* [Task directions]:
Reproduce each line of the material precisely.

· · · · · · ·

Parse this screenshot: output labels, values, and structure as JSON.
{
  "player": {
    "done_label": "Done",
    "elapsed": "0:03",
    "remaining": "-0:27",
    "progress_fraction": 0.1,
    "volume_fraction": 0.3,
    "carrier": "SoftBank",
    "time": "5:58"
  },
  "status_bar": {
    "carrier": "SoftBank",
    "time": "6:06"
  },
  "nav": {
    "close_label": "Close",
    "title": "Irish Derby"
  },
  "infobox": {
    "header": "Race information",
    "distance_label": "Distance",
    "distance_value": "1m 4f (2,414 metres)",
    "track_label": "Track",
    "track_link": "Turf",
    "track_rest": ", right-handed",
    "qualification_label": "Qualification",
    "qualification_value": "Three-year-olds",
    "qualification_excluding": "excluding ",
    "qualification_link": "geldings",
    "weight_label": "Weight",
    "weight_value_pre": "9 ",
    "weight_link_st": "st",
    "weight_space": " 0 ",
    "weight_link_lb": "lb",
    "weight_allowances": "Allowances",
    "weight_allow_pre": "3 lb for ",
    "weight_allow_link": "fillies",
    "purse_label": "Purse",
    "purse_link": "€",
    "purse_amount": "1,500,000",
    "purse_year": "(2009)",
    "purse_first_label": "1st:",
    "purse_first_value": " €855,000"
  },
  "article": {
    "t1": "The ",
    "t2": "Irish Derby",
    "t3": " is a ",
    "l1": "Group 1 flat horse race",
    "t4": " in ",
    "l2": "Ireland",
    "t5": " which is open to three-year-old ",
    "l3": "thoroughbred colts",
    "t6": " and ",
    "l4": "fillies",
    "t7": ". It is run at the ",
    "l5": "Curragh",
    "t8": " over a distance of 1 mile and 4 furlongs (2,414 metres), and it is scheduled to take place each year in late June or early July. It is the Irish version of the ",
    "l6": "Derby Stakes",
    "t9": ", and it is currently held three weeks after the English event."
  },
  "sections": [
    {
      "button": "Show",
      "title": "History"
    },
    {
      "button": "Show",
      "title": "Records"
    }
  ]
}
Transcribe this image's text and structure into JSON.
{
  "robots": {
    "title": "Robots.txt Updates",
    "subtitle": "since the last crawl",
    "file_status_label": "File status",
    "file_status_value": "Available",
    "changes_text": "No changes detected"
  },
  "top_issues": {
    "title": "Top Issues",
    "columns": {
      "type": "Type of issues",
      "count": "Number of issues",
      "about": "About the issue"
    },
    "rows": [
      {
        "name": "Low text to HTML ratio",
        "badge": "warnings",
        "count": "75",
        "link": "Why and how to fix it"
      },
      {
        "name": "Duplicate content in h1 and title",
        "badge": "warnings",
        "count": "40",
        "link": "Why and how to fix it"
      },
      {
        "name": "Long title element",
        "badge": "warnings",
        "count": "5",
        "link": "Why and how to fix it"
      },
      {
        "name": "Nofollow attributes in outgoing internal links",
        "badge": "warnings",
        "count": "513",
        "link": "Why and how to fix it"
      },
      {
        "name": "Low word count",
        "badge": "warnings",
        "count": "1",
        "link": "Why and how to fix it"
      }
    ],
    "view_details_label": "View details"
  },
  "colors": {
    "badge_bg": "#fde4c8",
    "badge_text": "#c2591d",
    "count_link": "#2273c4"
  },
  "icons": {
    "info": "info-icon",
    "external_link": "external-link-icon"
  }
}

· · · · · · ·

* [Output for this exercise]:
Parse this screenshot: output labels, values, and structure as JSON.
{
  "player": {
    "done_label": "Done",
    "elapsed": "0:03",
    "remaining": "-0:27",
    "progress_fraction": 0.1,
    "volume_fraction": 0.3,
    "carrier": "SoftBank",
    "time": "5:58"
  },
  "status_bar": {
    "carrier": "SoftBank",
    "time": "6:06"
  },
  "nav": {
    "close_label": "Close",
    "title": "Irish Derby"
  },
  "infobox": {
    "header": "Race information",
    "distance_label": "Distance",
    "distance_value": "1m 4f (2,414 metres)",
    "track_label": "Track",
    "track_link": "Turf",
    "track_rest": ", right-handed",
    "qualification_label": "Qualification",
    "qualification_value": "Three-year-olds",
    "qualification_excluding": "excluding ",
    "qualification_link": "geldings",
    "weight_label": "Weight",
    "weight_value_pre": "9 ",
    "weight_link_st": "st",
    "weight_space": " 0 ",
    "weight_link_lb": "lb",
    "weight_allowances": "Allowances",
    "weight_allow_pre": "3 lb for ",
    "weight_allow_link": "fillies",
    "purse_label": "Purse",
    "purse_link": "€",
    "purse_amount": "1,500,000",
    "purse_year": "(2009)",
    "purse_first_label": "1st:",
    "purse_first_value": " €855,000"
  },
  "article": {
    "t1": "The ",
    "t2": "Irish Derby",
    "t3": " is a ",
    "l1": "Group 1 flat horse race",
    "t4": " in ",
    "l2": "Ireland",
    "t5": " which is open to three-year-old ",
    "l3": "thoroughbred colts",
    "t6": " and ",
    "l4": "fillies",
    "t7": ". It is run at the ",
    "l5": "Curragh",
    "t8": " over a distance of 1 mile and 4 furlongs (2,414 metres), and it is scheduled to take place each year in late June or early July. It is the Irish version of the ",
    "l6": "Derby Stakes",
    "t9": ", and it is currently held three weeks after the English event."
  },
  "sections": [
    {
      "button": "Show",
      "title": "History"
    },
    {
      "button": "Show",
      "title": "Records"
    }
  ]
}
Transcribe this image's text and structure into JSON.
{
  "robots": {
    "title": "Robots.txt Updates",
    "subtitle": "since the last crawl",
    "file_status_label": "File status",
    "file_status_value": "Available",
    "changes_text": "No changes detected"
  },
  "top_issues": {
    "title": "Top Issues",
    "columns": {
      "type": "Type of issues",
      "count": "Number of issues",
      "about": "About the issue"
    },
    "rows": [
      {
        "name": "Low text to HTML ratio",
        "badge": "warnings",
        "count": "75",
        "link": "Why and how to fix it"
      },
      {
        "name": "Duplicate content in h1 and title",
        "badge": "warnings",
        "count": "40",
        "link": "Why and how to fix it"
      },
      {
        "name": "Long title element",
        "badge": "warnings",
        "count": "5",
        "link": "Why and how to fix it"
      },
      {
        "name": "Nofollow attributes in outgoing internal links",
        "badge": "warnings",
        "count": "513",
        "link": "Why and how to fix it"
      },
      {
        "name": "Low word count",
        "badge": "warnings",
        "count": "1",
        "link": "Why and how to fix it"
      }
    ],
    "view_details_label": "View details"
  },
  "colors": {
    "badge_bg": "#fde4c8",
    "badge_text": "#c2591d",
    "count_link": "#2273c4"
  },
  "icons": {
    "info": "info-icon",
    "external_link": "external-link-icon"
  }
}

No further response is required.